A new botanical conservation network has been established in Canada. The Canadian Botanical Conservation Network (CBCN) is a project of Royal Botanical Gardens (Hamilton, Canada), established in March of 1995 with significant funding from partners Environment Canada (the Canadian Federal Environment Ministry) and McMaster University, Hamilton. Since that time, CBCN has also received generous support from corporate sponsors Merck Frosst Canada Inc. and Glaxo Canada Inc.


Efforts to bring a national focus to the work of botanic gardens in Canada have had a long history, and the need for a national botanic garden has been discussed since 1926. The concept of a single national garden was replaced in the early 1970s by the idea of a network of botanic gardens across the country, a natural outgrowth of the diverse regions making up Canada. A network could make efficient use of existing resources and facilities rather than investing heavily in the creation of a single large national facility.

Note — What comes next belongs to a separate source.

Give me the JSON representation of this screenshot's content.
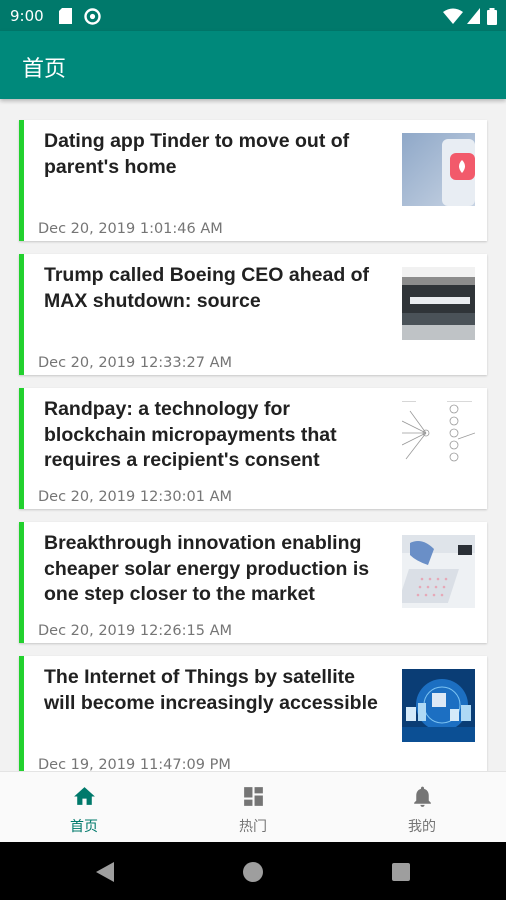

During the development of the Canadian Biodiversity Strategy, Canada's response to the U.N. Convention on Biological Diversity, it was recognized that "botanical gardens in particular should be encouraged to work together in a national ex-situ conservation program focused on native Canadian rare and endangered plants".

The Canadian Botanical Conservation Network (CBCN) has been developed due to the joint interest of botanic gardens, arboreta, governmental agencies and other partners, with the mission to aid institutions maintaining living collections of plants in Canada to realize their potential to contribute to the conservation of biological diversity.

In order to realize this mission, the objectives of CBCN are:

  • to promote the positive effects of botanic gardens, arboreta and other organizations or individuals maintaining native and exotic plants in cultivation on the conservation of endangered or rare plants, or plants that constitute an important cultural, historic or economic genetic resource;
  • to increase the participation of botanical institutions in efforts to rehabilitate habitats and exchange information to augment public understanding of the conservation of genetic resources, initiatives which contribute to the implementation of Canada's Biodiversity Strategy, and;
  • to encourage development of information systems to catalogue and utilize nationally important plant genetic resources in cultivation, provide information and advice on the availability and appropriateness of plant stock for habitat rehabilitation, and exchangeinfromation with similar international organisations, especially on rare exotic species.

The purpose of CBCN is to build partnerships that will permit plant conservation programs to succeed, even in the present tough economic times. After all, if we lose rare and precious living resources today we will have a harder time building for a prosperous future tomorrow. The following organisations have indicated interst in joining the Network or are already committed partners:

Agriculture Canada's Mordern Research Centre, Manitoba
Australian Network for Plant Conservation
Botanic Gardens Conservation International
Brickman's Botanical Gardens, Ontario
Calgary Zoological Society, Alberta
Canadian Centre for Biodiversity, Ontario
David Douglas Botanical Garden Society, British Columbia
Devonian Botanic Garden, Alberta
Environment Canada, Ontario
Glaxo Canada Inc., Ontario
Merck Frosst Canada Inc., Quebec
McMaster University, Ontario
Metropolitan Toronto Zoo, Ontario
Niagara Parks Commission, Ontario
Royal Botanical Gardens, Ontario
U.S. Center for Plant Conservation, Missouri
VanDusen Botanical Garden, British Columbia